We have updated our Privacy Policy to provide you a better online experience.
Review

Healing and Hope at Springboard Home

Healing and Hope at Springboard Home

Don't miss any stories. Follow AG News!



Everyone should have the opportunity to meet Jesus. In Tucson, Arizona, Springboard Home helps make that introduction for teenage girls in crisis.

Founded by Snow Peabody in 1976, Springboard Home is a branch of Teen Challenge Arizona, which is part of U.S. Missions. At the center, girls receive healing from the effects of addiction and other controlling issues. For Madi Nagelhout, that hour came in late 2019.

Madi had smoked marijuana, which quickly led to taking pills and other drugs, as well as regularly abusing alcohol.

In August 2019, Madi overdosed at school, then spent five days in a mental health facility with no change in her attitude or behavior. After she returned to using illicit drugs and alcohol, her mother, Joanna, intervened and contacted Springboard Home. Joanna decided that even if Madi never talked to her again, the intervention would be worth it to have her daughter healthy. Madi enrolled at Springboard Home just after Christmas in 2019 and hated every second of the first few weeks of her stay.

Everything changed after attending a youth worship service at the nearby The Gate Church in Marana. The speaker challenged students to consider all that God had done for them and then ask Him for just one thing. Madi prayed that she would have a true change in perspective on her time at Springboard Home, and God answered her prayer. From that point forward, Madi accepted the reality that she needed to be at Springboard Home in order to turn her life around. She started taking her relationship with God more seriously.

Before that, Madi had repeatedly asked herself, If God is so real, then why am I struggling with addiction?

“After He answered my prayer, I realized that it’s not Him,” Madi says. “It’s me. I chose this. But I don’t have to go through it alone.”

Madi’s moved into a leadership role, helping other girls at Springboard Home find freedom and wholeness.

Girls live at Springboard Home for an average of 4½ months to learn and grow under the guidance of trained staff who provide around-the-clock care. Through Bible study, counseling, and service, girls ages 12 to 17 discover greater purpose and receive healing from addiction and past trauma.

“No one has to struggle to receive God’s love or feel like they need to be perfect before they reach out to Him,” says Georgia J. Morrison, Springboard Home director. “The girls see that the staff isn’t perfect. It’s not about being perfect.”

Before becoming director in 2018, Morrison served as a houseparent at Springboard, teaching girls how to cook, take care of themselves, and other life lessons to prepare them to take responsibility. Morrison, a licensed Assemblies of God minister, earned her bachelor’s degree as well as her master’s degree in international community development from Northwest University in Kirkland, Washington. The skills from that program are still helping her in her role as director today.

Springboard Home accepts girls regardless of their family’s ability to pay the full residential or program costs.
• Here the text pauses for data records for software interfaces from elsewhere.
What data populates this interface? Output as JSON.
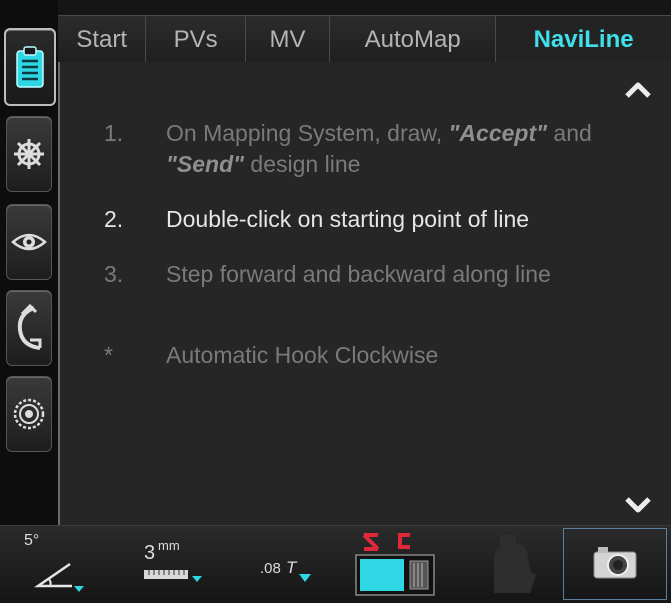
{
  "tabs": [
    {
      "label": "Start"
    },
    {
      "label": "PVs"
    },
    {
      "label": "MV"
    },
    {
      "label": "AutoMap"
    },
    {
      "label": "NaviLine",
      "active": true
    }
  ],
  "rail": {
    "items": [
      {
        "icon": "checklist-icon",
        "active": true
      },
      {
        "icon": "ship-wheel-icon"
      },
      {
        "icon": "eye-icon"
      },
      {
        "icon": "clamp-icon"
      },
      {
        "icon": "target-dial-icon"
      }
    ]
  },
  "steps": [
    {
      "num": "1.",
      "pre": "On Mapping System, draw, ",
      "b1": "\"Accept\"",
      "mid": " and ",
      "b2": "\"Send\"",
      "post": " design line",
      "state": "dim"
    },
    {
      "num": "2.",
      "text": "Double-click on starting point of line",
      "state": "current"
    },
    {
      "num": "3.",
      "text": "Step forward and backward along line",
      "state": "dim"
    },
    {
      "num": "*",
      "text": "Automatic Hook Clockwise",
      "state": "dim"
    }
  ],
  "toolbar": {
    "angle": {
      "value": "5°",
      "icon": "angle-icon"
    },
    "ruler": {
      "value": "3",
      "unit": "mm",
      "icon": "ruler-icon"
    },
    "tool": {
      "value": ".08",
      "suffix": "T",
      "icon": "tool-size-icon"
    },
    "magnet": {
      "icon": "magnet-toggle-icon"
    },
    "probe": {
      "icon": "probe-icon"
    },
    "camera": {
      "icon": "camera-icon"
    }
  },
  "colors": {
    "accent": "#3fe0ea",
    "highlight": "#2fd6e4",
    "magnet": "#e0283a"
  }
}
“We believe God will supply all the finances we need and ask Him to send us the right families at the right time,” says Morrison, 25.

Through partnerships with local ministries and local churches, such as Discovery Church in Tucson and The Gate Church in Marana, residents at Springboard Home have a chance to serve the community and gain a broader perspective.

“They realize there is more to life than just themselves,” adds Morrison.

In addition to fostering an authentic relationship with Jesus, Springboard Home also provides training and workshops for parents to help ensure that girls who graduate return home to a positive environment. Communication, conflict management, and group counseling sessions help youth reconnect with their family and build healthier bonds. Through Springboard Home, communication between Madi and Joanna has improved and their relationship has never been stronger.

Madi, now 17, graduated high school early, earned a golf scholarship to attend a local community college, and is studying to become an ultrasound technician. She remains sober.

Related Articles